Keratoconjunctivitis sicca is a disorder of the tear glands that results in
insufficient aqueous tear production and a correspondingly dry cornea. The tear
film contains less of the aqueous layer and more of the mucus layer. In
consequence, the classic sign of dry eye is a thick, stringy,
mucoid to mucopurulent discharge. Since this type of discharge can also be seen
in cats with conjunctivitis, cats with dry
eye may be mistakenly treated for chronic conjunctivitis for long periods with
little or no improvement.
Herpesvirus is considered to be a primary cause of dry eye in cats. Luckily,
this disease syndrome is less common in cats than it is in dogs. A congenital
form of this disease occurs in Burmese cats.
Dehydration is an imbalance of water and electrolytes (minerals) in the body, and can cause serious complications for pets and people alike. Water is essential to cats, who depend on proper daily fluid intake to maintain appropriate health and replace fluids that are routinely lost through urine, feces and respiration. Water makes up 80 percent of your cat’s body, and is necessary for all his biological processes, including circulation, digestion and waste removal.
In a cat with dry eye, the bright, glistening sheen normally seen in the eye
is replaced by a lackluster appearance in which the cornea is dry, dull, and
opaque. Recurrent bouts of conjunctivitis are typical. Eventually, the cornea
becomes ulcerated or develops keratitis. Blindness may ensue.
Dry eye can have several causes. Some specific conditions that predispose a
cat to dry eye include the following:
Injury to the nerves that innervate the lacrimal glands. A branch of the
facial nerve that activates the tear glands passes through the middle ear.
Infections in the middle ear can damage this branch, affecting the tear glands
as well as the muscles on that side of the face. In this case, the opposite eye
is not affected.
Injury to the tear glands themselves. Partial or complete destruction of
the tear glands can follow systemic diseases. For example, feline herpes may
block the glands. Bacterial blepharitis or conjunctivitis can destroy the tear
glands or block the small ducts that carry the tears into the eye. A number of
sulfonamide drugs are toxic to tear glands. Tear gland injuries may be
partially reversible if the underlying cause is eliminated.
The diagnosis of dry eye is made by measuring the volume of tears. The
Schirmer tear test involves placing a commercial filter paper strip into the
tear pool at the inner corner of the cat’ s eye and leaving it for one minute

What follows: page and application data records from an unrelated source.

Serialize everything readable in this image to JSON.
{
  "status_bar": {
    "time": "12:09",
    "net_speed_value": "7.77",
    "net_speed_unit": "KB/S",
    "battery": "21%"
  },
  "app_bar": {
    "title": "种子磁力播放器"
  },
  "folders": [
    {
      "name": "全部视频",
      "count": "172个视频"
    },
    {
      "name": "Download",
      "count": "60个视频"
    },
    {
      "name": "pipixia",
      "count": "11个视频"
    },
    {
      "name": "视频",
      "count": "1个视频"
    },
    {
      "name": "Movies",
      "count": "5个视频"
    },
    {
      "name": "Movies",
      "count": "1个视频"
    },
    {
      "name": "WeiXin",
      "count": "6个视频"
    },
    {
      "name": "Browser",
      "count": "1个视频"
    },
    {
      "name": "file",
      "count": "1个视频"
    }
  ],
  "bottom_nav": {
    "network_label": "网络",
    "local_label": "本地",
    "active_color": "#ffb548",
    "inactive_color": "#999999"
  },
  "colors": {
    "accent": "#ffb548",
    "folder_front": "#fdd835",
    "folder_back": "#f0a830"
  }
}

to see how much of the strip is wetted. Normally, the strip should be wet to a
length of 12 to 22 mm.
Treatment: For many years, the frequent application of artificial tears was
the only treatment available for dry eye. But use of ophthalmic cyclosporin has
revolutionized treatment and greatly improved results. Cyclosporin reverses, or
at least halts, the immune-mediated destruction of the lacrimal glands.
Cyclosporin ointment is applied to the surface of the affected eye. The
frequency of application must be determined by your veterinarian. The result is
not immediate. Artificial tears and topical antibiotics should be continued
until the Schirmer tear test indicates that the volume of tears is adequate.
Treatment is life-long.